The Nobel Committee recognized President Obama for his efforts to change the tenor abroad. Here, Italian Prime Minister Silvio Berlusconi, French President Nicolas Sarkozy, Russian President Dmitri Medvedev, U.S. President Barack Obama, UN Secretary General Ban ki Moon, Libyan Leader Muammar Gaddafi and the extended members of the G8 world leaders pose for a "family photo" on the third day of the G8 summit on July 10, 2009. Oli Scarff/Getty Images hide caption

toggle caption Oli Scarff/Getty Images

The winners of the 2009 Nobel Prize in Chemistry, from left: Thomas Steitz, Ada Yonath and Venkatraman Ramakrishnan. Michel Marzlend/Yale University, Michael Probst/AP, MRC Laboratory of Molecular Biology hide caption

toggle caption Michel Marzlend/Yale University, Michael Probst/AP, MRC Laboratory of Molecular Biology

Gunnar Oquist (left), permanent secretary of the Royal Swedish Academy of Sciences, and Ingemar Lindstrom of the Academy sit next to portraits of the 2009 Nobel Physics Prize winners in Stockholm on Tuesday. Scanpix Sweden/Bertil Ericson/AP hide caption

toggle caption Scanpix Sweden/Bertil Ericson/AP

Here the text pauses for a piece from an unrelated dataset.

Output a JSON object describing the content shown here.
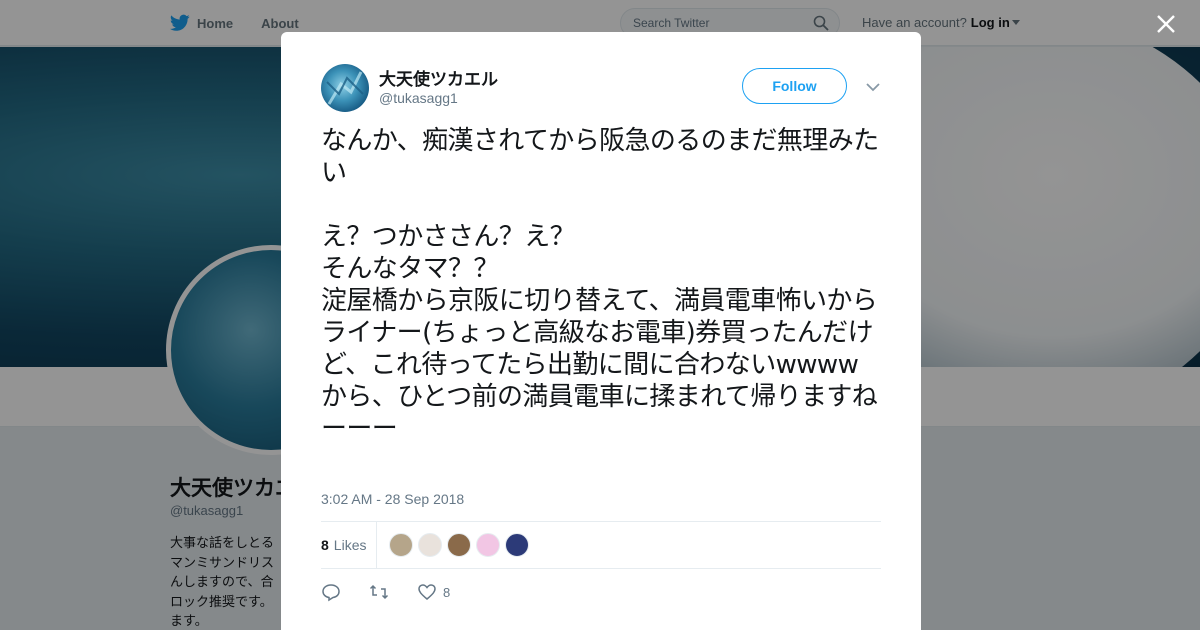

Fiber Optics, Imaging Pioneers Win Physics Nobel

The 2009 Nobel Prize in Physics has been awarded to Charles K. Kao, Willard S. Boyle and George E. Smith for breakthroughs in fiber optics and digital imaging.

Listen Loading… 3:59
  • Playlist
  • Download
  • Embed
    <iframe src="http://www.npr.org/player/embed/113527362/113548699" width="100%" height="290" frameborder="0" scrolling="no" title="NPR embedded audio player">

Biologists Elizabeth H. Blackburn (left) and Carol Greider pose next to a bust of Paul Ehrlich before being awarded the Paul Ehrlich and Ludwig Darmstaedter Prize in Frankfurt, Germany. on March 19. Michael Probst/AP hide caption

toggle caption Michael Probst/AP